Survivors of trauma are also at risk for anxiety, depression, and attempting suicide.
3. Adolescence is a key time to intervene.
Teen brains are still developing, which means that they are particularly susceptible to the effects of toxic stress. This makes it critical for medical providers to identify trauma early.
Youth who have been through trauma are more likely to engage in risky behaviors, which often begin in adolescence. Trauma survivors are four times more likely to get a sexually transmitted infection (STI) or inject drugs, and people who have experienced at least four traumas are twice as likely to smoke cigarettes, and seven times more likely to develop an addiction to alcohol.
When they’re teens, survivors may begin to repeat traumatic relationships. If they’ve been abused or witnessed domestic violence, teens may act out similarly violent and destructive relationships—either as victims, or abusers themselves.*
4. Providers don’t screen for trauma—but they should.
Despite all this, few medical or mental health providers screen adolescents for trauma. Many are afraid of re-traumatizing their patient—so they just don’t ask. But if providers don’t ask, they’re still communicating—that their patient’s trauma should not be spoken out loud.
It’s time this changed.
At Mount Sinai Adolescent Health Center, we screen young people for trauma during their very first visit. This helps our patients understand that therapy is a safe space where they can process their trauma without judgment.
5. We can make a difference.
More so than other mental illnesses, PTSD has a reputation for being “untreatable.” But that’s just not true. Trauma-Focused Cognitive Behavioral Therapy, Attachment, Regulation and Competency, and other forms of talk therapy have been effective at helping young trauma survivors heal and build resilience. There is hope.
The more we talk about trauma, the more we can chip away at its stigma. Stigma keeps young people from speaking their truth and getting the help they need. Survivors and the people who love them need to understand that PTSD and other trauma responses are normal reactions to an abnormal event. These responses do NOT make you weak or crazy.

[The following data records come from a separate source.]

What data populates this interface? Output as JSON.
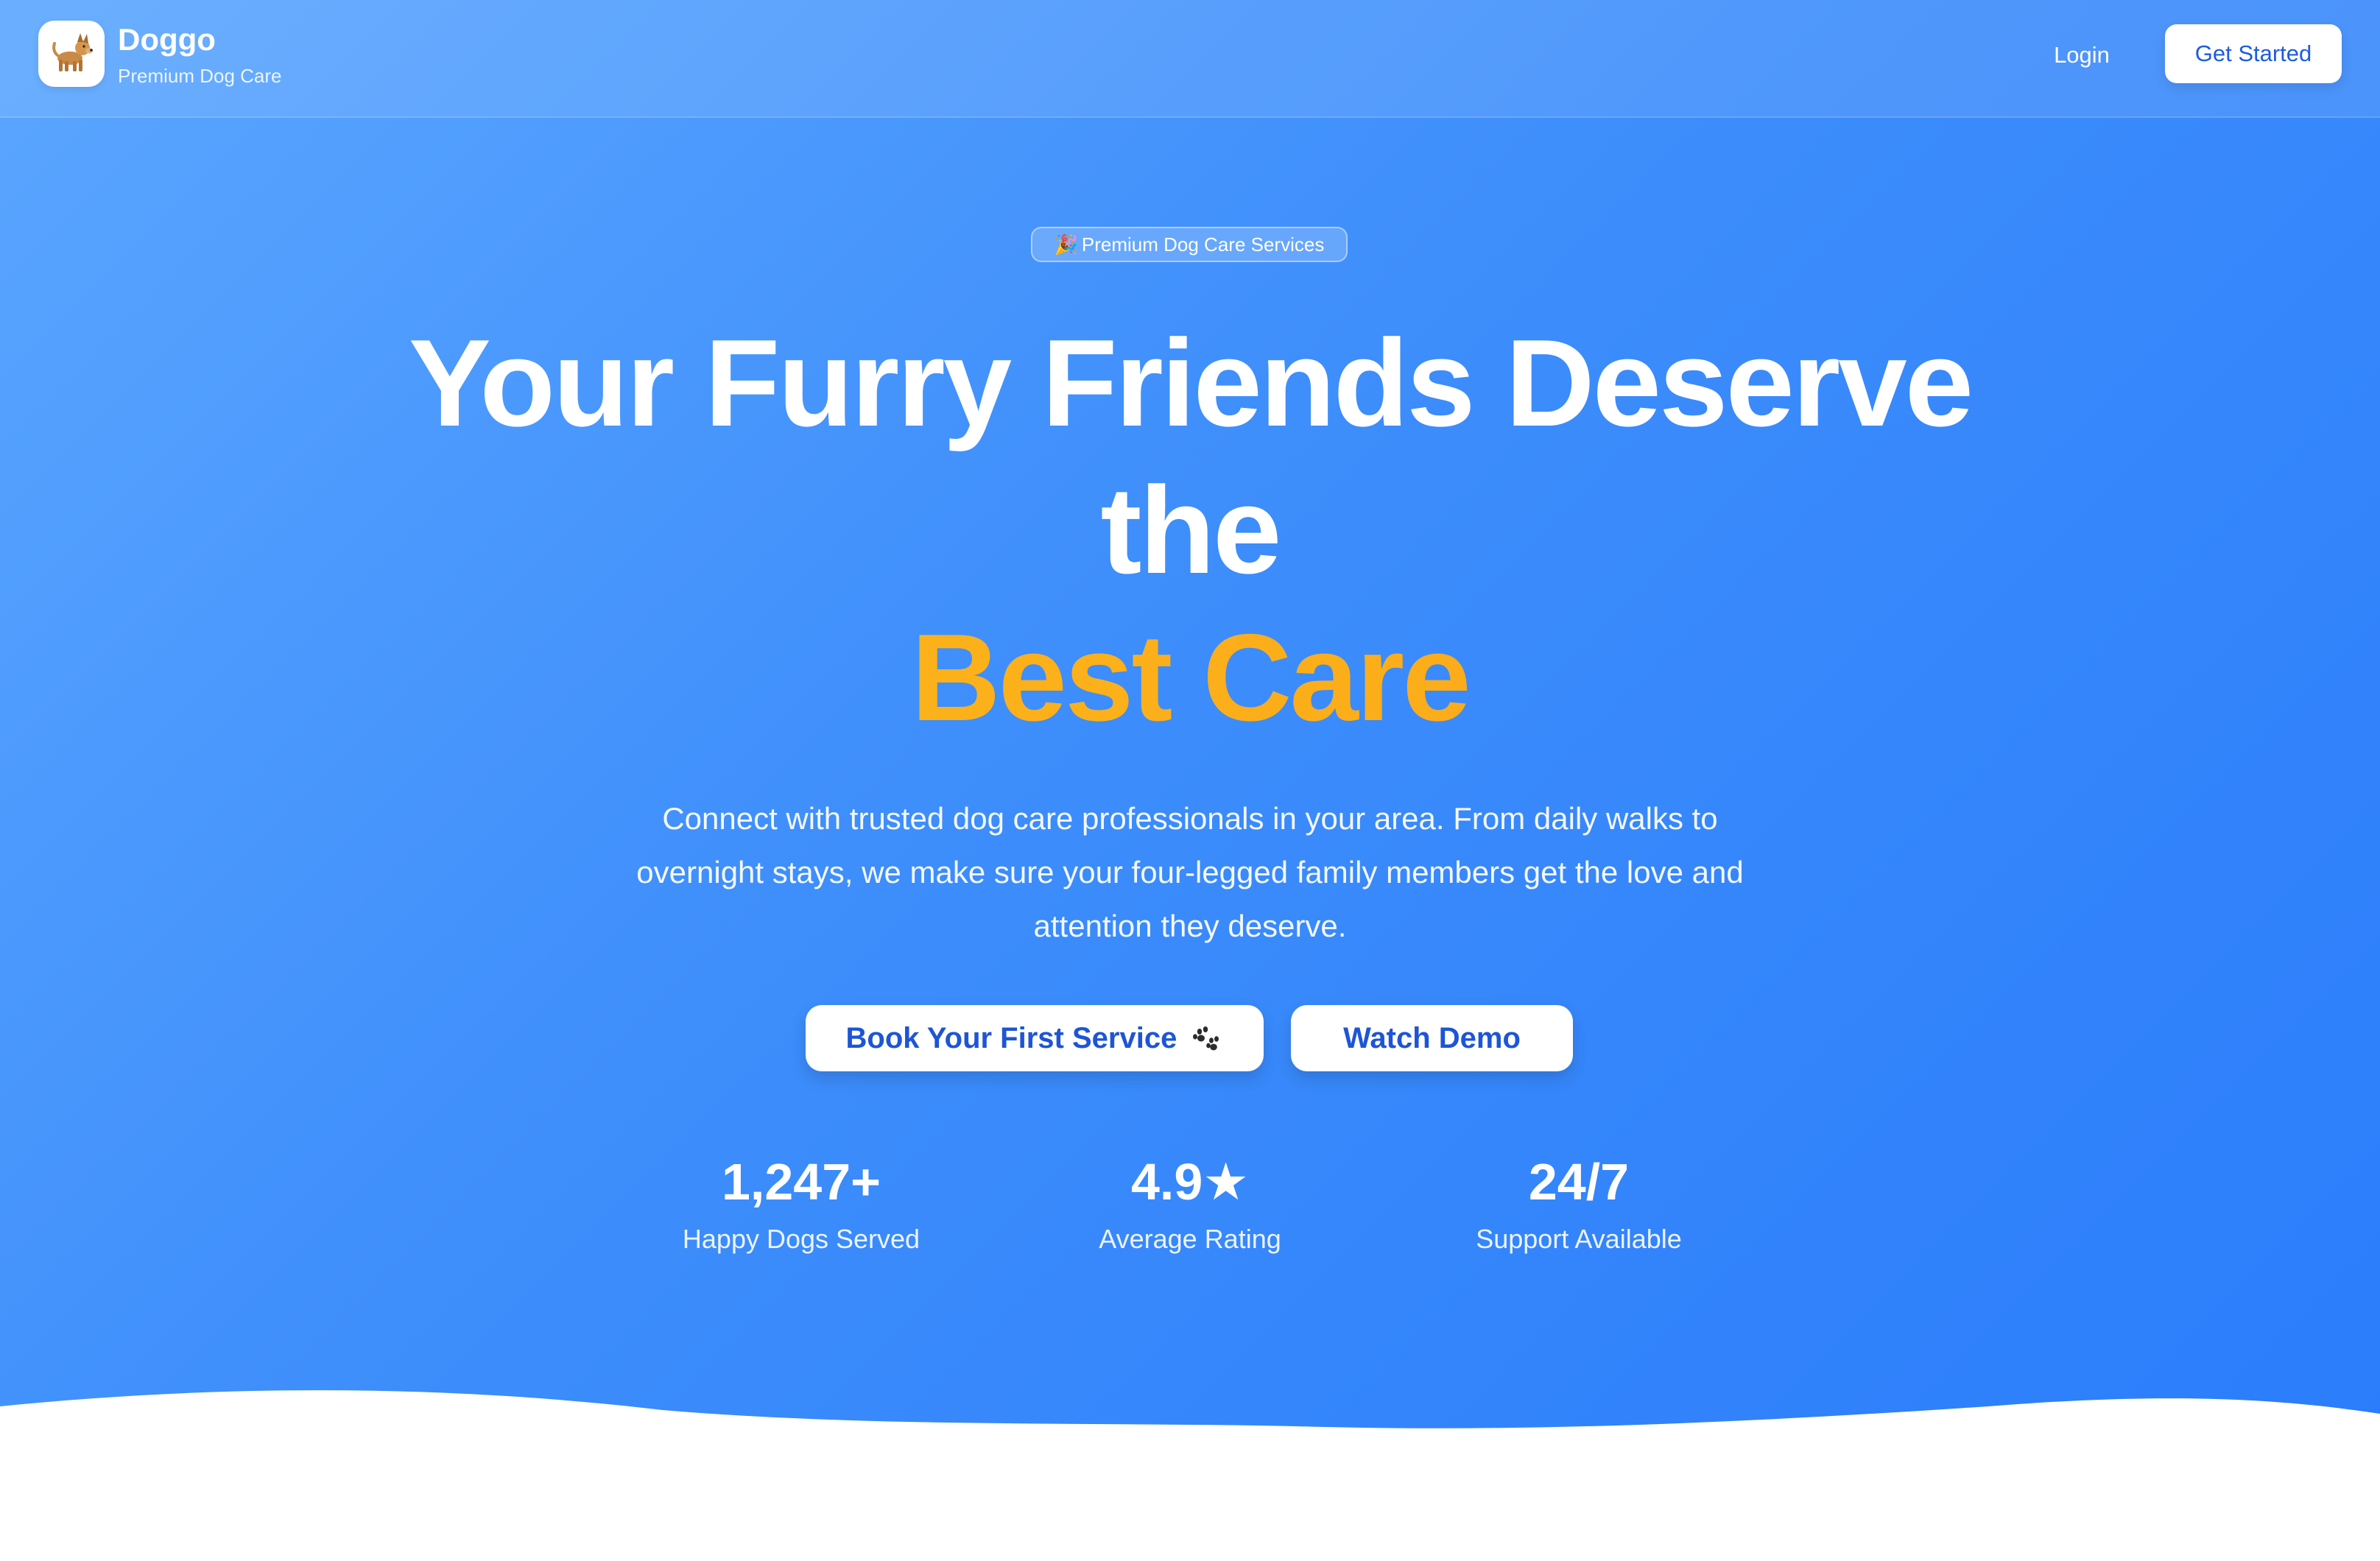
{
  "nav": {
    "brand_name": "Doggo",
    "brand_tagline": "Premium Dog Care",
    "logo_icon": "dog-icon",
    "login_label": "Login",
    "get_started_label": "Get Started"
  },
  "hero": {
    "badge_icon": "party-popper-icon",
    "badge_label": "Premium Dog Care Services",
    "headline_line1": "Your Furry Friends Deserve",
    "headline_line2": "the",
    "headline_accent": "Best Care",
    "subtext": "Connect with trusted dog care professionals in your area. From daily walks to overnight stays, we make sure your four-legged family members get the love and attention they deserve.",
    "primary_button_label": "Book Your First Service",
    "primary_button_icon": "paw-prints-icon",
    "secondary_button_label": "Watch Demo"
  },
  "stats": [
    {
      "value": "1,247+",
      "label": "Happy Dogs Served"
    },
    {
      "value": "4.9★",
      "label": "Average Rating"
    },
    {
      "value": "24/7",
      "label": "Support Available"
    }
  ],
  "colors": {
    "gradient_start": "#5aa6ff",
    "gradient_end": "#2a7cfb",
    "accent": "#fbb118",
    "button_text": "#1d55d6",
    "white": "#ffffff"
  }
}
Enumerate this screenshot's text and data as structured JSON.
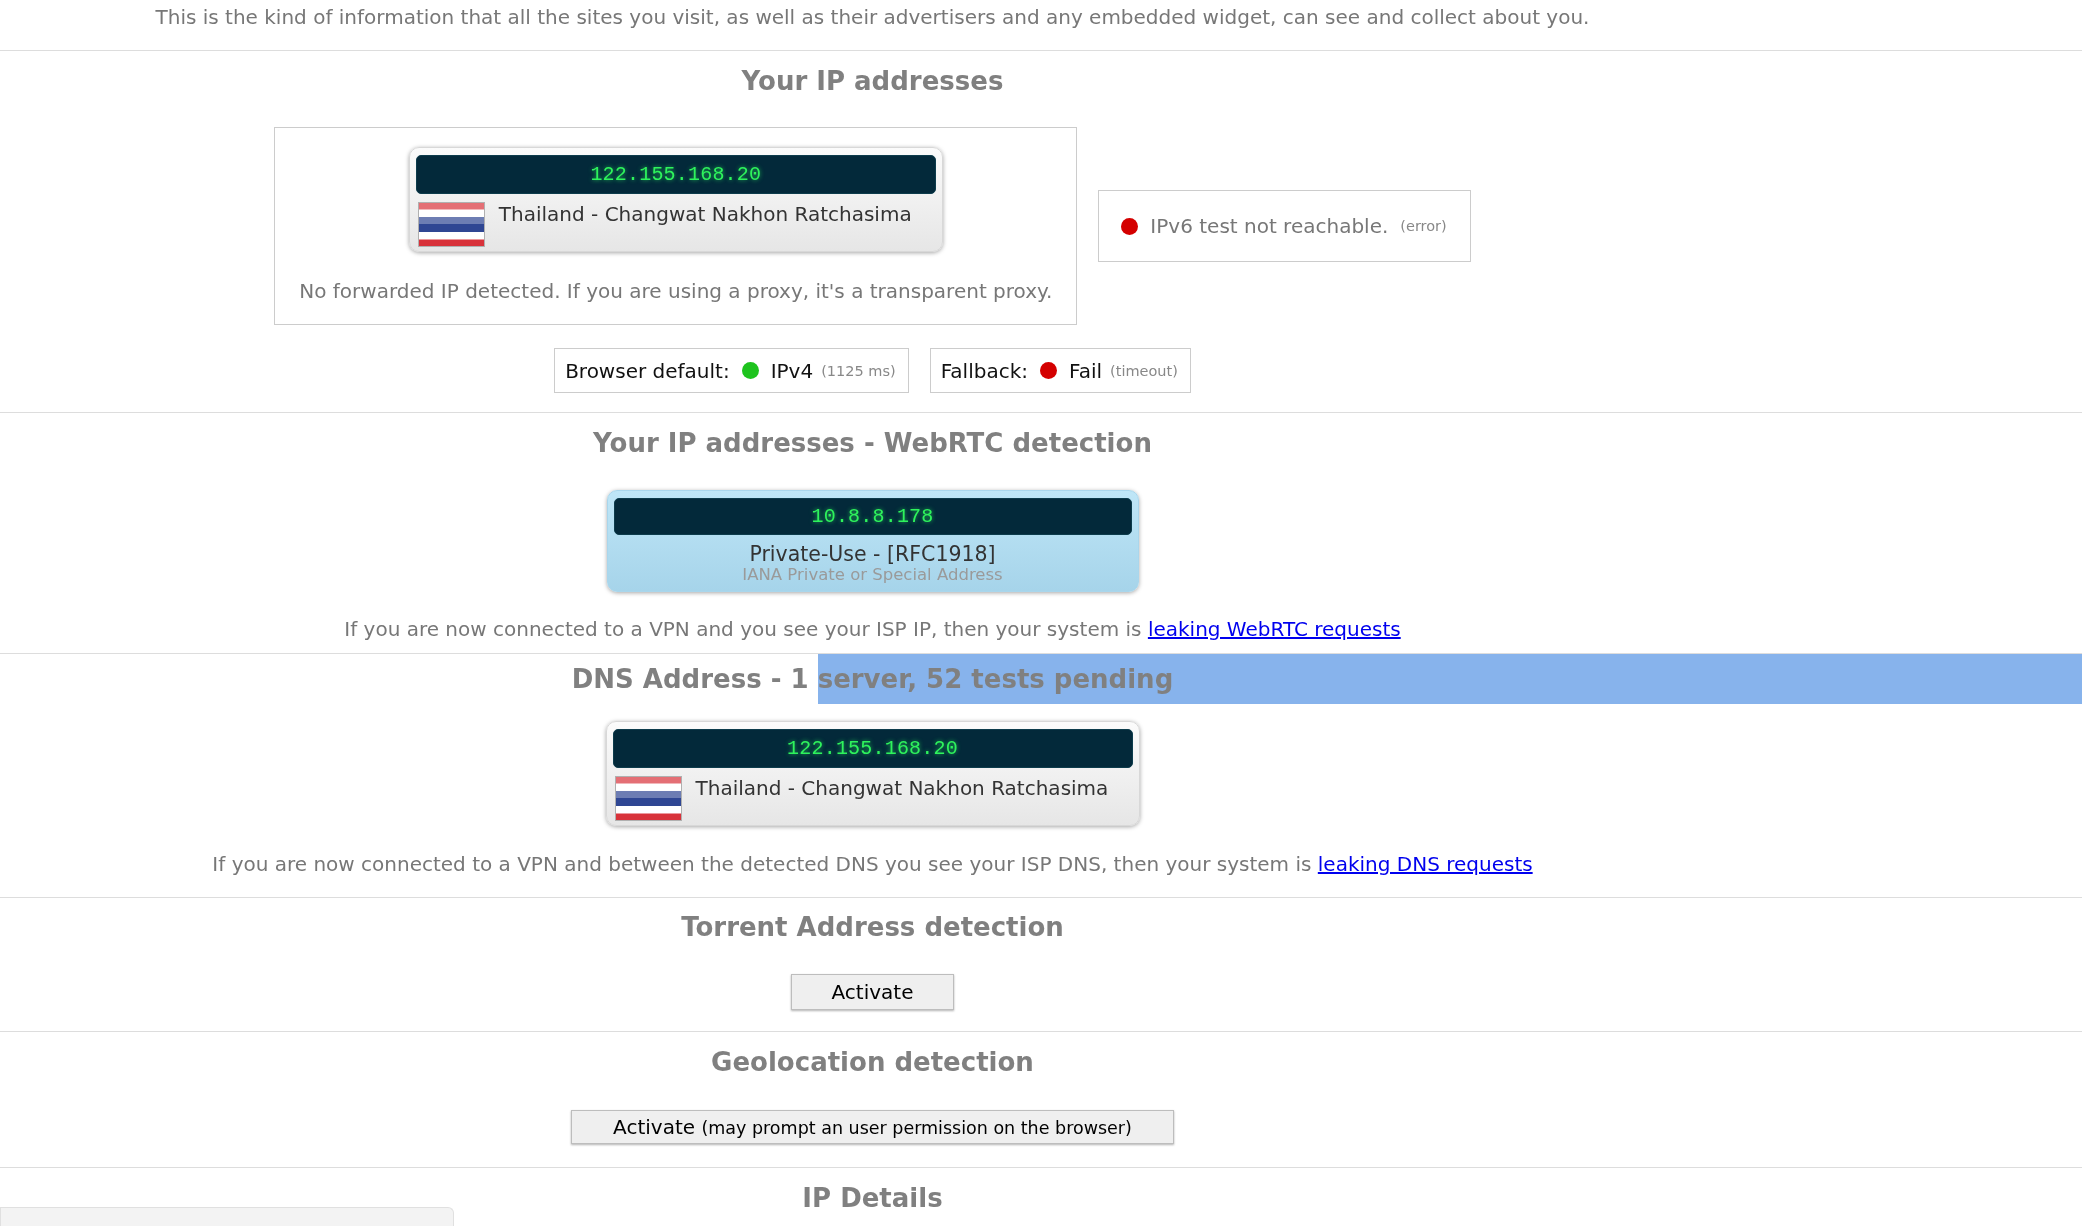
{
  "intro": "This is the kind of information that all the sites you visit, as well as their advertisers and any embedded widget, can see and collect about you.",
  "ip_section": {
    "title": "Your IP addresses",
    "ipv4": {
      "ip": "122.155.168.20",
      "location": "Thailand - Changwat Nakhon Ratchasima",
      "note": "No forwarded IP detected. If you are using a proxy, it's a transparent proxy."
    },
    "ipv6": {
      "color": "#d40000",
      "text": "IPv6 test not reachable.",
      "detail": "(error)"
    },
    "checks": [
      {
        "label": "Browser default:",
        "color": "#1ec31e",
        "value": "IPv4",
        "detail": "(1125 ms)"
      },
      {
        "label": "Fallback:",
        "color": "#d40000",
        "value": "Fail",
        "detail": "(timeout)"
      }
    ]
  },
  "webrtc_section": {
    "title": "Your IP addresses - WebRTC detection",
    "address": {
      "ip": "10.8.8.178",
      "name": "Private-Use - [RFC1918]",
      "description": "IANA Private or Special Address"
    },
    "note": {
      "text": "If you are now connected to a VPN and you see your ISP IP, then your system is",
      "link": "leaking WebRTC requests"
    }
  },
  "dns_section": {
    "title": [
      {
        "text": "DNS Address - 1 ",
        "selected": false
      },
      {
        "text": "server, 52 tests pending",
        "selected": true
      }
    ],
    "servers": [
      {
        "ip": "122.155.168.20",
        "location": "Thailand - Changwat Nakhon Ratchasima"
      }
    ],
    "note": {
      "text": "If you are now connected to a VPN and between the detected DNS you see your ISP DNS, then your system is",
      "link": "leaking DNS requests"
    }
  },
  "torrent_section": {
    "title": "Torrent Address detection",
    "button": {
      "label": "Activate"
    }
  },
  "geo_section": {
    "title": "Geolocation detection",
    "button": {
      "label": "Activate",
      "note": "(may prompt an user permission on the browser)"
    }
  },
  "details_section": {
    "title": "IP Details"
  }
}
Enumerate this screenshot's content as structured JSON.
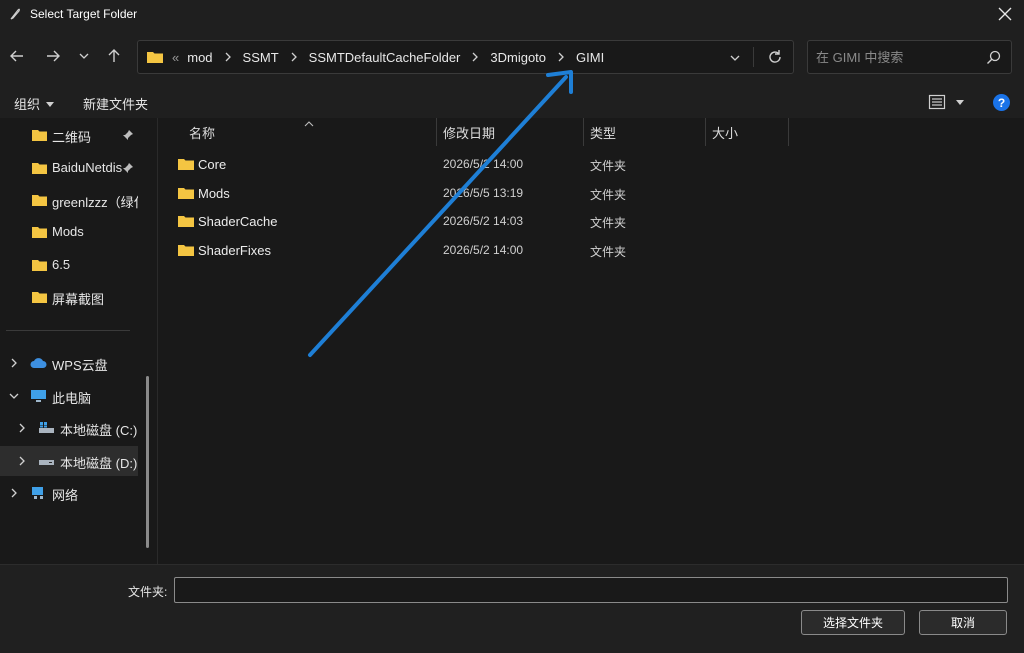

Of course, screening requires skill and sensitivity. Providers need to be culturally sensitive, understand how to not re-traumatize patients, and know what next steps are appropriate. But with training, providers can give survivors the tools they need to not only heal, but thrive.
The Substance Abuse and Mental Health Services Administration discusses trauma-informed approaches to care, and includes links to info about several trauma-specific interventions. More research about childhood trauma and resilience can be found here and here.
*This does NOT mean that survivors of abuse are destined to become abusers.
Matthew Oransky, PhD is the Director of Psychology Training at Mount Sinai Adolescent Health Center, oversees the integration of mental health services into the medical clinic and co-coordinates services for transgender and gender non-conforming youth.
Rachel Colon, LCSW is a primary care social worker with over 10 years of experience working with survivors of domestic violence.
Susann Cortes, LMSW is a social worker who provides individual short-term and long-term therapy for adolescents at the Mount Sinai Adolescent Health Center. Susann is passionate about exploring and maximizing individuals’ inner strengths and talents while validating their life experiences, including trauma, and genuine motivation for change. She specializes in trauma, PTSD, and behavioral therapies.
The Mount Sinai Adolescent Health Center is located in New York City. It provides comprehensive, confidential, judgment free health care at no charge to over 10,000 young people every year. This column is not intended to provide medical advice, professional diagnosis, opinion, treatment or services to you or to any other individual, only general information for education purposes only.